For 10 years, artist Abbie Zabar had a ritual: go to the Metropolitan Museum of Art and sketch the new floral arrangements adorning the entrance hall. Selections from her Flowers in the Great Hall of the Metropolitan Museum of Art series are on view at Wave Hill in the Bronx, capturing in still life the most ephemeral art of the Manhattan museum.
Abbie Zabar: Ten Year of Flowers is installed in Wave Hill’s Tea Room and features Zabar’s drawings spanning the early 1990s to the early 2000s. Often she visited the museum in the early morning hours. Sometimes she was even granted access before the doors opened to the masses, and from a bench she studied the five huge bouquets that change each week. Drawn with colored pencil, as other art materials are not allowed, each sketch is only about 8 inches by 8 inches, yet each buoyant cloud of color captures the fine details of the huge floral displays.

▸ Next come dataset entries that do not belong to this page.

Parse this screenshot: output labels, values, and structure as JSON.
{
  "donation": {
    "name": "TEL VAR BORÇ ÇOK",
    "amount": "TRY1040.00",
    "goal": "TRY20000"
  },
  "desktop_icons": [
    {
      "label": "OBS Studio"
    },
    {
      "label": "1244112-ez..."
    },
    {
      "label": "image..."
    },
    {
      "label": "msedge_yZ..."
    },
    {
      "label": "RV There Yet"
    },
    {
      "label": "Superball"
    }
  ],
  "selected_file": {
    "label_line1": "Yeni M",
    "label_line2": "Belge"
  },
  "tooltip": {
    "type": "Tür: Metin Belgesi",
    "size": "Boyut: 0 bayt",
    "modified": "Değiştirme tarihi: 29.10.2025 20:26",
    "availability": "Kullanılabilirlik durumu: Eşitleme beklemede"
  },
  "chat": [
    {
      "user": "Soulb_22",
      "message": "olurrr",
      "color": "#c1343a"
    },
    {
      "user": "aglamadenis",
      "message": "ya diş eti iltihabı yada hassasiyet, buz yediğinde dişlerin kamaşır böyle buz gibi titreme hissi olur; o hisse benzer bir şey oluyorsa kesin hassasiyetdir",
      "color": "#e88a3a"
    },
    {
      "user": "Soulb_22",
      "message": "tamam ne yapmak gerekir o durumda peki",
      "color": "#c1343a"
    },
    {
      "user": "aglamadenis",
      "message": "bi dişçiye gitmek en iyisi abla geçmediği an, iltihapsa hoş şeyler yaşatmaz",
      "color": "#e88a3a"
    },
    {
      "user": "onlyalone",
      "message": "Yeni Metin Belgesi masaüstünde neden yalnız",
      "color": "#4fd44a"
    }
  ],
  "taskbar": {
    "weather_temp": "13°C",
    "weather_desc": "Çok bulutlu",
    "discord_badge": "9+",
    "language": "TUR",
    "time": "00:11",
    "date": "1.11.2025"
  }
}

The four niches in the entrance hall were originally intended for classical sculpture. Now they each hold a flower-filled urn, surrounding a central display at the information desk. The arrangements Zabar sketched were created by longtime Master Floral Designer and Director of Special Events Chris Giftos (now Remco van Vliet is in the role). Funded by an endowment from the late Reader’s Digest co-founder Lila Acheson Wallace, the arrangements reflect the changing seasons and a constant experimentation with mixing exotic and local plants, resulting in forms that often seem gravity-defying. On any given day there might be cherry blossoms, spiky red branches surrounding hydrangeas, sturdy sunflowers, or magnolia leaves bunched around delicate white and pink flowers. The Met keeps its own photographic records of the arrangements, which have been published in books like the 1998 Bouquet from the Met by Barbara Plumb that focused on Giftos’s creations.
Zabar is an avid gardener herself, and a value for the different blooms and branches is evident in her drawings, which resonate well with Wave Hill’s gardens. They may just be quick studies, but there’s an appreciation in them for the art of balance and harmony achieved through the individual elements of the arrangements.